Those who regularly read this blog will know that Open Politics is a regular obsession of mine. The basic idea is that the world of policy making works better if there is a enthusiastic presumption towards openness. Policy makers should always be in favour of publishing, and this mindset applies to early thinking.
Today’s Guardian reports that Nick Clegg has blocked de-regulatory proposals contained in a report written by venture capitalist Adrian Beecroft, commissioned by Steve Hilton. Does the report contain good ideas? Is it academically evidenced or is it a personal polemic? What economic problems does it identify and how does Beecroft try to remedy them? Basically, is the kerfuffle worth all the fuss? (Some cynics may point out that the article is a political win-win. It feeds both the Lib Dem “we need to be in Government to make the nasty Tories a bit nicer” and the Conservative “we would be doing more reforms if it wasn’t for those pesky Lib Dems” narratives.)

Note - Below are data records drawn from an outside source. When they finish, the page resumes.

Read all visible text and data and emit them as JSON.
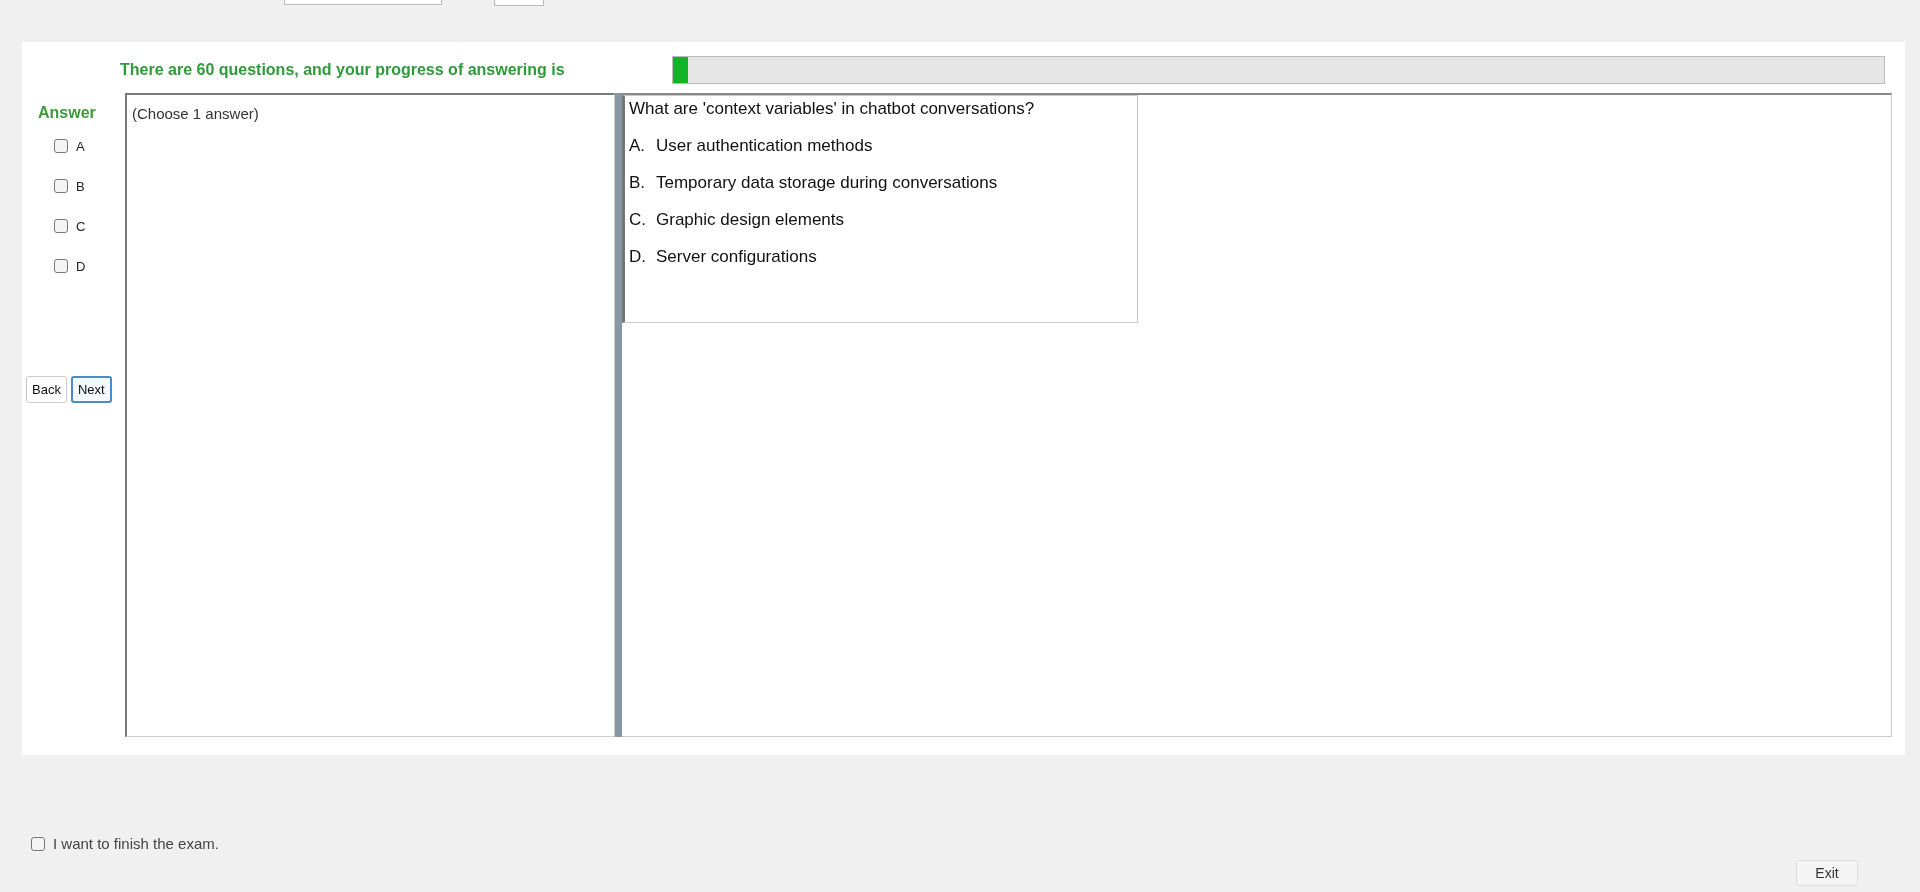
{
  "progress": {
    "label": "There are 60 questions, and your progress of answering is",
    "level": 0.012
  },
  "answer_panel": {
    "title": "Answer",
    "options": [
      {
        "label": "A",
        "checked": false
      },
      {
        "label": "B",
        "checked": false
      },
      {
        "label": "C",
        "checked": false
      },
      {
        "label": "D",
        "checked": false
      }
    ]
  },
  "nav_buttons": [
    {
      "label": "Back",
      "selected": false
    },
    {
      "label": "Next",
      "selected": true
    }
  ],
  "answer_box": {
    "instruction": "(Choose 1 answer)"
  },
  "question": {
    "text": "What are 'context variables' in chatbot conversations?",
    "choices": [
      {
        "letter": "A.",
        "text": "User authentication methods"
      },
      {
        "letter": "B.",
        "text": "Temporary data storage during conversations"
      },
      {
        "letter": "C.",
        "text": "Graphic design elements"
      },
      {
        "letter": "D.",
        "text": "Server configurations"
      }
    ]
  },
  "finish": {
    "label": "I want to finish the exam.",
    "checked": false
  },
  "exit_button": {
    "label": "Exit"
  }
}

Policy formation is not – nor should it be – a tidy process. It is futile to pretend otherwise. Policy formation is a creative art. It involves opposing arguments, debates and the constant injection of new ideas. The unnecessary secrecy around reports such as the one written by Beecroft allows the press to twist such work into a ‘he said/she said’ process story, when what is important is the substance of the debate.